Stored entries
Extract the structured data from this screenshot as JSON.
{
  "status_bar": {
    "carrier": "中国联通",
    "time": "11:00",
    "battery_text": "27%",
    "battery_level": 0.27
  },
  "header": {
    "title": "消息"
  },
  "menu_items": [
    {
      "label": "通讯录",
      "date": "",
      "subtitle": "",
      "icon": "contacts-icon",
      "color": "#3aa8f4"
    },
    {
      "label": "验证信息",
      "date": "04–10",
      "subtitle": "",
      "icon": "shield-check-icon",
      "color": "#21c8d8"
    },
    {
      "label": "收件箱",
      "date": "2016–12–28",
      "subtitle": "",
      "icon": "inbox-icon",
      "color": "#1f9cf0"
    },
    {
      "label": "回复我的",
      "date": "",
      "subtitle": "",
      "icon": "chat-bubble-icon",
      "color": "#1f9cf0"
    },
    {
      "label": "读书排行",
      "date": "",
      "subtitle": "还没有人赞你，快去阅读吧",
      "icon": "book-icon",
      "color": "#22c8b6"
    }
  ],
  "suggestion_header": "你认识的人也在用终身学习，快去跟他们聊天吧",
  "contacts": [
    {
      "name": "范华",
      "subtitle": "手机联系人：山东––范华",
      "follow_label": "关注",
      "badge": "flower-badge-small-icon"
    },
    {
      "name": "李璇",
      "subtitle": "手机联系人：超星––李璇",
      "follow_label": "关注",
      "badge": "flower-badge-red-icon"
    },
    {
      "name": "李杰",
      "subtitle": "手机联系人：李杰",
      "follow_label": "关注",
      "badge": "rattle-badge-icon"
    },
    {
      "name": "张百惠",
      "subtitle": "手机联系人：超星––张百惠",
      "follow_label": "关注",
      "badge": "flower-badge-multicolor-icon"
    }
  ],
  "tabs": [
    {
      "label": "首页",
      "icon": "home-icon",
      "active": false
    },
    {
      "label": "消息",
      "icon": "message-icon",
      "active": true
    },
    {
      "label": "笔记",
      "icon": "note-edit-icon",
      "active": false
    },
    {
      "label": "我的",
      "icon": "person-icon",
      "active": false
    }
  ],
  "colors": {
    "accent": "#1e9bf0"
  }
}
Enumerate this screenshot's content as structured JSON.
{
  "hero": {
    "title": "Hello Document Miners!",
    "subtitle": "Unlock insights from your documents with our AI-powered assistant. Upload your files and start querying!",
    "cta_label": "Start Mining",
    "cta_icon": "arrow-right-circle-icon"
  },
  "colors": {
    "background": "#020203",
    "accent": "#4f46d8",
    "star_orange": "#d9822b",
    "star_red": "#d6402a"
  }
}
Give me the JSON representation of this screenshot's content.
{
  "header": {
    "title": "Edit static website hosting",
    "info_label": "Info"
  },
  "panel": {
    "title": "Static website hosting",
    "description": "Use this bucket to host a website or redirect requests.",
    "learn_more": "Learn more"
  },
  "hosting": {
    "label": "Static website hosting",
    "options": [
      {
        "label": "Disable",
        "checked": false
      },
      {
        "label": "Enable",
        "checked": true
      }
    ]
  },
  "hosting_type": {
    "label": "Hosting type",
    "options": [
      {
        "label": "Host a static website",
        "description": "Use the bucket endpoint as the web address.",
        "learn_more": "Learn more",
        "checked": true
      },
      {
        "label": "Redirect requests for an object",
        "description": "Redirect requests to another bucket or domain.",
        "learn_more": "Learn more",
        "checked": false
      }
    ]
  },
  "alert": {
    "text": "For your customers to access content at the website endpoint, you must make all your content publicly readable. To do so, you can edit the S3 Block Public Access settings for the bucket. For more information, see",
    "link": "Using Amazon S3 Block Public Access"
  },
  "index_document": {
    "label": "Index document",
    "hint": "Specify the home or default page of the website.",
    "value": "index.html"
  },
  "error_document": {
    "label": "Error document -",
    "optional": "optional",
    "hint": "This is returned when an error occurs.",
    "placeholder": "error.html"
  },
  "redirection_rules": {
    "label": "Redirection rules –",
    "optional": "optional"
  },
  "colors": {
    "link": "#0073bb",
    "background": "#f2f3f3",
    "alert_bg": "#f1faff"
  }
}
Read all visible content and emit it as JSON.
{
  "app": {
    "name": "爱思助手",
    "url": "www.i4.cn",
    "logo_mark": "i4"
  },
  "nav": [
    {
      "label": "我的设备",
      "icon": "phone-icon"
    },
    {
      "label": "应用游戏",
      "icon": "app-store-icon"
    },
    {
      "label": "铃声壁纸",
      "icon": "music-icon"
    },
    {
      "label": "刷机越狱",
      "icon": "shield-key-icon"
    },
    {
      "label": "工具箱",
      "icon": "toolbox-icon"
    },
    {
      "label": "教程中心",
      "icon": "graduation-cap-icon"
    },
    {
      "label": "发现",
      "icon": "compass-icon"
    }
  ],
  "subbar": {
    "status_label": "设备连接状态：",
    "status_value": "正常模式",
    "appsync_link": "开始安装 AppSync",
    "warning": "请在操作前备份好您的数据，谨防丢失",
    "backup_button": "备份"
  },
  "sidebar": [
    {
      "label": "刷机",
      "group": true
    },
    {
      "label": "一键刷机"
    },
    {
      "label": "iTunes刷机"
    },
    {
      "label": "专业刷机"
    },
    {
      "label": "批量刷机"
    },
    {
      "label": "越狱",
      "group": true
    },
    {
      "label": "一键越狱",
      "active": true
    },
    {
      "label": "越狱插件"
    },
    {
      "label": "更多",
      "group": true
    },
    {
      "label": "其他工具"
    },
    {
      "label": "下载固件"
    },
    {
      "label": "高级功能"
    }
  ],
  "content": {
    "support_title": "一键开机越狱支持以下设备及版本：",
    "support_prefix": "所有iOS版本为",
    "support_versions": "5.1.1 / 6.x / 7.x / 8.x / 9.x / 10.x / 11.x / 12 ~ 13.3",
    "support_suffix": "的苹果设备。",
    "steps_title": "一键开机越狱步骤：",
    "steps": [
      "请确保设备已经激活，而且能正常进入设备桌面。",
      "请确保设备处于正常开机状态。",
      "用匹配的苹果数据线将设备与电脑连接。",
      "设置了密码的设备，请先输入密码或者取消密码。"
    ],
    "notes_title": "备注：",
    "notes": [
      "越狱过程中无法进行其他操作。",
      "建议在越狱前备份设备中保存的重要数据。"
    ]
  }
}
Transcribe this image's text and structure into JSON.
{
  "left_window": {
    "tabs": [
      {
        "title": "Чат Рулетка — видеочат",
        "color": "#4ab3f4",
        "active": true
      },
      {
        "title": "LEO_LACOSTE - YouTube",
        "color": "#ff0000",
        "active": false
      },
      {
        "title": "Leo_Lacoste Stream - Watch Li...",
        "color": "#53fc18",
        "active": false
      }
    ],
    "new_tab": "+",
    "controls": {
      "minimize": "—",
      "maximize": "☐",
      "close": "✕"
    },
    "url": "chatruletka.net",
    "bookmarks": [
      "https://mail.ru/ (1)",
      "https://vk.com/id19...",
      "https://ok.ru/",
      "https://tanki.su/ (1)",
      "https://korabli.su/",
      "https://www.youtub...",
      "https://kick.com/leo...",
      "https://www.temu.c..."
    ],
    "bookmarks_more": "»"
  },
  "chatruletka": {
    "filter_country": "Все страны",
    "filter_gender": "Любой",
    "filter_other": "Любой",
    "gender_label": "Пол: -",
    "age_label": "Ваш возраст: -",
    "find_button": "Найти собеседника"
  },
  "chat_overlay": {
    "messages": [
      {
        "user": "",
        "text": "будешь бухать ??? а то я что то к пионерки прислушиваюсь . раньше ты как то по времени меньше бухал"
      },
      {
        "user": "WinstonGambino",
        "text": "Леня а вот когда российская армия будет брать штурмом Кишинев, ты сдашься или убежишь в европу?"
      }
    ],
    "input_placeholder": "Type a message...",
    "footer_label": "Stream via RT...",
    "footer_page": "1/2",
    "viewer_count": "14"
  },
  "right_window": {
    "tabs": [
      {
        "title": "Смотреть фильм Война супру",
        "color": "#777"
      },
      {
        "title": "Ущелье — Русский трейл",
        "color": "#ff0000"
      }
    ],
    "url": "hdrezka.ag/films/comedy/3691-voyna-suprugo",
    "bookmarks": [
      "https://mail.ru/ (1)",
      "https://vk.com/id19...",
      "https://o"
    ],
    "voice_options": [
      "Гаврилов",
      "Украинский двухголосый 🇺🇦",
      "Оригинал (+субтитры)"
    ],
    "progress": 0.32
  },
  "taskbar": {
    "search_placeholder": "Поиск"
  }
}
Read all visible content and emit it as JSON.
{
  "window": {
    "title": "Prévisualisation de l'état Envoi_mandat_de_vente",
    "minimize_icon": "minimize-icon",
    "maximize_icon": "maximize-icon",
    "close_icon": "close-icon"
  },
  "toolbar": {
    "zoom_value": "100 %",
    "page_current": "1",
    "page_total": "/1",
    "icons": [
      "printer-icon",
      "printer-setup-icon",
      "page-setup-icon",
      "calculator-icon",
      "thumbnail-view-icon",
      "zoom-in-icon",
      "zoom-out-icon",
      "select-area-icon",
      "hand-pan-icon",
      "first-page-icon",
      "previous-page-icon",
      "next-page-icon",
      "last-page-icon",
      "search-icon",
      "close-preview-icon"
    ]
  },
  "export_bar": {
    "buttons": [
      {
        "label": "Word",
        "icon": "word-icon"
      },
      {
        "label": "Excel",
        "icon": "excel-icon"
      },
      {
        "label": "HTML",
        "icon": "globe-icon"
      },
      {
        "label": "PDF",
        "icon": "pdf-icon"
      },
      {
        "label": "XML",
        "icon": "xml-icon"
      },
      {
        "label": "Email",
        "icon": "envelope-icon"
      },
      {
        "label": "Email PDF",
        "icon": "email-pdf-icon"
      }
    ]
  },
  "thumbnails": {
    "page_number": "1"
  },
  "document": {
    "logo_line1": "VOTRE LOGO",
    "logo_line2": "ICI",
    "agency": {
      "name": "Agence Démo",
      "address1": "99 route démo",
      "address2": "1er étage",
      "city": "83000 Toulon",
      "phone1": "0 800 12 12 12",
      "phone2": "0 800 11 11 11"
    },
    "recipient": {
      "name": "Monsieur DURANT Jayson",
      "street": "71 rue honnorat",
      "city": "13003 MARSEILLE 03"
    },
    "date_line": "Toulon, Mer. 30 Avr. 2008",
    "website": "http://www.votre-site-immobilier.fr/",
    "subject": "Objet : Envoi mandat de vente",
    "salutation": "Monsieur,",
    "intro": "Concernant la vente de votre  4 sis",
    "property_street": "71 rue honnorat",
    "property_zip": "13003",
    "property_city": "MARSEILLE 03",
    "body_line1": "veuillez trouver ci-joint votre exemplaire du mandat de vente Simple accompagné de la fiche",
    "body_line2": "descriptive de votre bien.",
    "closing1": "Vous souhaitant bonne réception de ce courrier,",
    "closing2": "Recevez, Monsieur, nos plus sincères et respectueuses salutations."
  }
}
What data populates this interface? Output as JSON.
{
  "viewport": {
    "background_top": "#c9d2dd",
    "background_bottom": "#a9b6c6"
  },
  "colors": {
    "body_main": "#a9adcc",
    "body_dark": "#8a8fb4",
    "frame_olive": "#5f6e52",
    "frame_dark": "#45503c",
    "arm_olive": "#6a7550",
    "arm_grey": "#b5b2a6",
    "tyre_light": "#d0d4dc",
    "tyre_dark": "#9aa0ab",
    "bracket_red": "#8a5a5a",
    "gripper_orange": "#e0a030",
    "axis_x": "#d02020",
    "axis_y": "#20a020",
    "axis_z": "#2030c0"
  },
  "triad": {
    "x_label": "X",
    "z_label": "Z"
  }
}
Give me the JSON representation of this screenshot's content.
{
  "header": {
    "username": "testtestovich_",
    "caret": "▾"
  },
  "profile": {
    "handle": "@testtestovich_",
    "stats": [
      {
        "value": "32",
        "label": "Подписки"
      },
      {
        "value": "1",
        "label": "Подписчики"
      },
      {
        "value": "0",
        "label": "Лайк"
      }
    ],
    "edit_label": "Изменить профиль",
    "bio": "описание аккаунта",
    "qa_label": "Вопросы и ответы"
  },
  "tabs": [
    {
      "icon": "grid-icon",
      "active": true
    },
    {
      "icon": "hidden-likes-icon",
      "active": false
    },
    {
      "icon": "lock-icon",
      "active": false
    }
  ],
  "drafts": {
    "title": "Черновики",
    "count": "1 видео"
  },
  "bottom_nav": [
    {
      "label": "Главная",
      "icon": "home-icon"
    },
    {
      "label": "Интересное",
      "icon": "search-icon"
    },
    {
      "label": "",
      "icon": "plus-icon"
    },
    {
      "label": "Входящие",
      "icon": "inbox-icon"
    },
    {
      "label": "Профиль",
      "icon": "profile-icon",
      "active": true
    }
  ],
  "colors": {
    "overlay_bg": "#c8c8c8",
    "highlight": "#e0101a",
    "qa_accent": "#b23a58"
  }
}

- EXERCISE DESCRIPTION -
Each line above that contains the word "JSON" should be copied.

- RESULT OF THE TASK -
Extract the structured data from this screenshot as JSON.
Enumerate this screenshot's content as structured JSON.
Give me the JSON representation of this screenshot's content.
Read all visible content and emit it as JSON.
Transcribe this image's text and structure into JSON.
Read all visible content and emit it as JSON.
What data populates this interface? Output as JSON.
Give me the JSON representation of this screenshot's content.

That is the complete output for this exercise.